Looking in from the outside, photography can appear one of the more opaque and bewildering areas of the creative industries. Big-name photographers tend to dominate the discourse around the industry, while landing that first commission is still often more down to your contacts rather than your work.
It’s for this reason that Create Jobs, an employability programme for young Londoners, recently teamed up with Magnum Photos and the HudsonBec Group (It’s Nice That’s parent company) to organise a scheme aimed at lowering the barriers to entry for young Londoners who are under-represented in the creative industries. Over the past six weeks, the scheme has seen 15 young Londoners work intensively on a brief set by Magnum and the HudsonBec Group, which asked them to respond to the question: “What Is Your London?”
Across the six-week programme, the trainees had workshops with Magnum photographer Lua Ribeira and crits with the HudsonBec Group team. The programme culminated last week in an exhibition of the trainees’ final projects at Protein Studios in Shoreditch and it’s fair to say we were blown away by the calibre of the work the group had created. From Maria Quigley, who shot dynamic photos of businessmen and pigeons in the City, to Marcella Chan, who took still-life images of traditional British foods in unexpected settings, the range across the board was staggering and showed that each trainee had found a unique perspective.
As Shannon Ghannam from Magnum puts it, that was the essence of the challenge for the trainees. “At the end of the day, it’s about you,” she tells us. “What is the thing that only you can shoot, the story that only you can tell? We wanted to help them find their personal vision, their unique voice and perspective.” The recurring themes across the body of work – from identity and representation to the idea of belonging – demonstrate that all the trainees found this singular point of view.
Oliver Benjamin, who heads up Create Jobs (the non-profit A New Direction’s employment initiative), explained the thinking behind the programme: “The young people we’re working with come from Hackney, Croydon, Wandsworth, the outskirts of London. Most creative organisations don’t go out to those places but that’s where ‘Young London’ is.”
Our colleagues at Lecture in Progress have been talking to some of the young people involved and you can read their thoughts on the project in full here. One trainee, Timi Akindele-Ajani, says, “At some point, you have to get started and the intensive nature of this course really helped me do that. I found that just starting with the kernel of an idea, regardless of how confident I was in it, allowed me to make progress, which ultimately led to me making something that I am incredibly proud of.”

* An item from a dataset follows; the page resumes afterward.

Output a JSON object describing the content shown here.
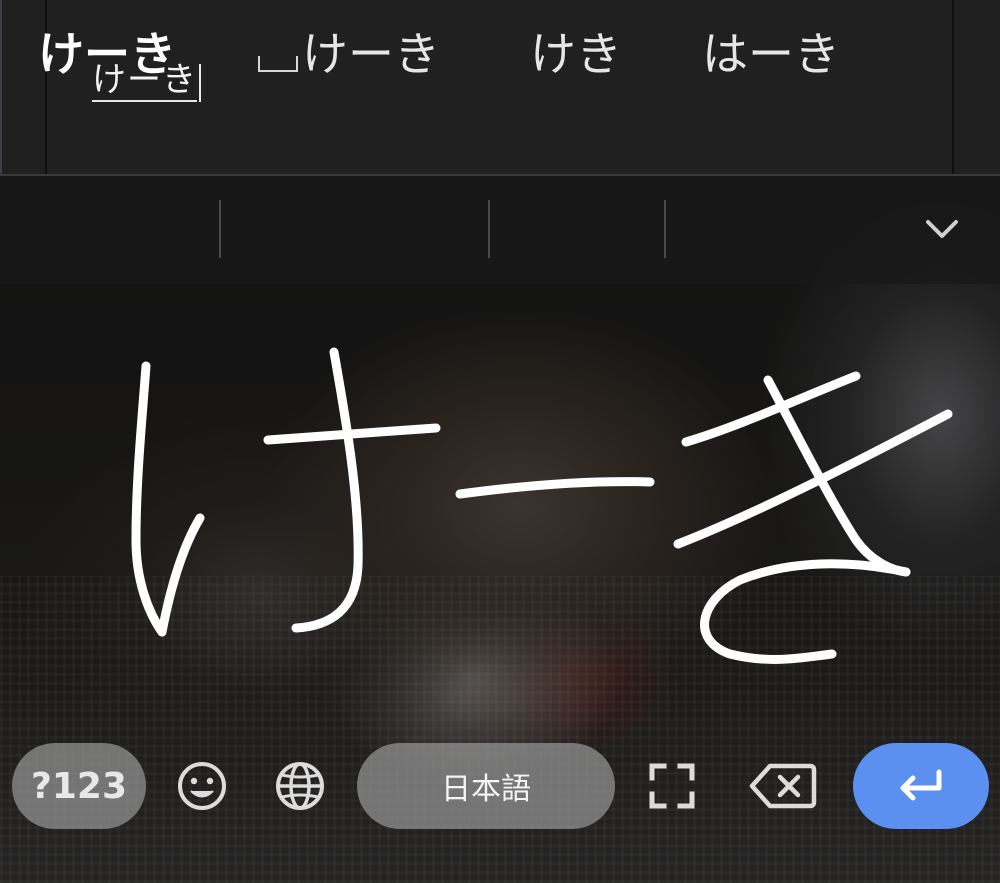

For Johanna Lacey, who led the project for Create Jobs, it was the way the trainees worked together that impressed her the most. “They supported each other from the very beginning, which was great to see,” she says. “They were able to lean on each other and give each other feedback in an honest way.” This is clearly set to continue, as – off the back of the programme – the trainees have now formed a collective in order to support each other as they embark on their careers. One of the first things they’re keen to do is publish a zine that will help demystify the photography industry for school pupils interested in pursuing a career in the creative industries. Clearly, then, the group is already keen to pass on their knowledge and further lower barriers to entry for young Londoners.
Another of the trainees, David Adesanya, speaks to Lecture in Progress about how the programme helped him build confidence in his own abilities. “I learnt that we have everything we need to achieve all that we’ve dreamed,” he says. “I have learnt to be consistent in smashing the box, consistent in challenging the status quo through my photography and consistent in being the example I want to see in the world.”
- We take a look back at the best stories of the year to date
- Atelier Brenda and Amélie Bakker create “squidgy” identity for Beursschouwburg
- Thomas Pratt photographs the effects of religion, natural disaster and globalisation on an island community
- Viacheslav Poliakov shoots the “folk-baroque-industrial mess” of Ukraine and Poland
- “Even bad pizza is kind of good”: Five life lessons from David Droga
- Join Cachetejack and Dropbox for a collaborative workshop at OFFF Barcelona
- Netflix moots move into print with new publication, Wide
- “Allowing a modern audience to see Helvetica for the first time”: Charles Nix talks us through the newly released Helvetica Now
- Dating app Hinge gets a makeover, asks users to use it less
- The most relaxing colour in the world? Dark blue apparently
- By You: Nike's customisable range gets a new name, and a new look
- Rejane Dal Bello on using graphic design to talk about hard topics in a joyful way